    PS: On my iPad, if I go from a fully bright surrounding to a dark one, the screen does not dim. But if I do it the other way round, the screen brightens up incrementally.

  • Microsoftjunkie

    I thought every OS had this already?

  • My1

    so a bit like on the S4 and onward...

  • godutch

    Now that's annoying, the range of ambient light is huge, so we need the biggest range possible on our phones to deal with that range.
    Hopefully an exposed module will fix this, or better google come to their senses because this way the screen will be too dim in daylight and too bright at night (autobrightness already is!).

  • Renato Paredes Araújo

    I will install lux right away!

  • 4WardNL

    But... why does this slider have a blue color and do the other sliders (like the sound sliders) have a mint-like color?

    • Sorian

      "Preview" build.

  • C-Law

    I am NOT liking this at all! I've used auto brightness since day one with my og droid. I was using this new mode yesterday on my n7 and am not a fan of having to constantly adjust the brightness like this. Autobrightness did all the work for me. This just seems to set a range within which it will adjust itself. Why can't we have both options so people like me can continue using auto brightness?

    • Simon Belmont

      It's beta software. Perhaps it's just not calibrated correctly yet.

      I haven't personally tried it yet, but I'll admit I never had an issue with the old auto-brightness.
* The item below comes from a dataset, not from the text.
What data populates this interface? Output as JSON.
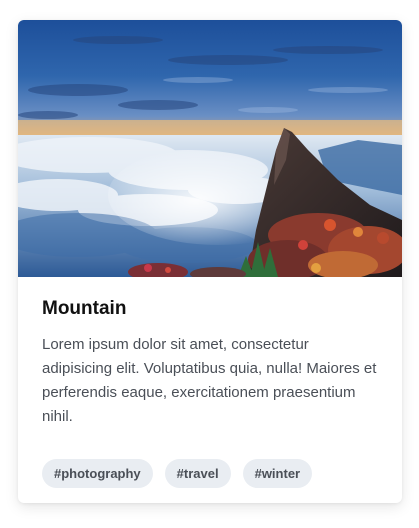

I guess I'll see soon.

  • Mix

    This worries me. I have to shut my auto brightness off EVERY TIME I use my phone in complete darkness as the lowest auto setting is not low enough, this new system does not sound any better.

    Now if they had auto a smart auto brightness that you could set MIN/MAX levels or have it learn that when there is 0 light brightness should be 0 that would be killer.

    • http://www.androidpolice.com/ Artem Russakovskii

      Try it with adaptive brightness on and the slider all the way to the left, maybe it'll work exactly as you want.

    • Jack Jennings

      Agreed - despite what Artem says below, I think the key for me here would be some kind of calibration system.

  • someone755

    Aka what Sony was doing back in 2012 and nobody liked it. In fact, it was a reason a lot of people didn't buy Sony devices back then (not sure if they did it afterwards or are doing it now).
    Talk about that bias and double standards.

  • Christian

    am i the only one who's got the screen brightness fixed?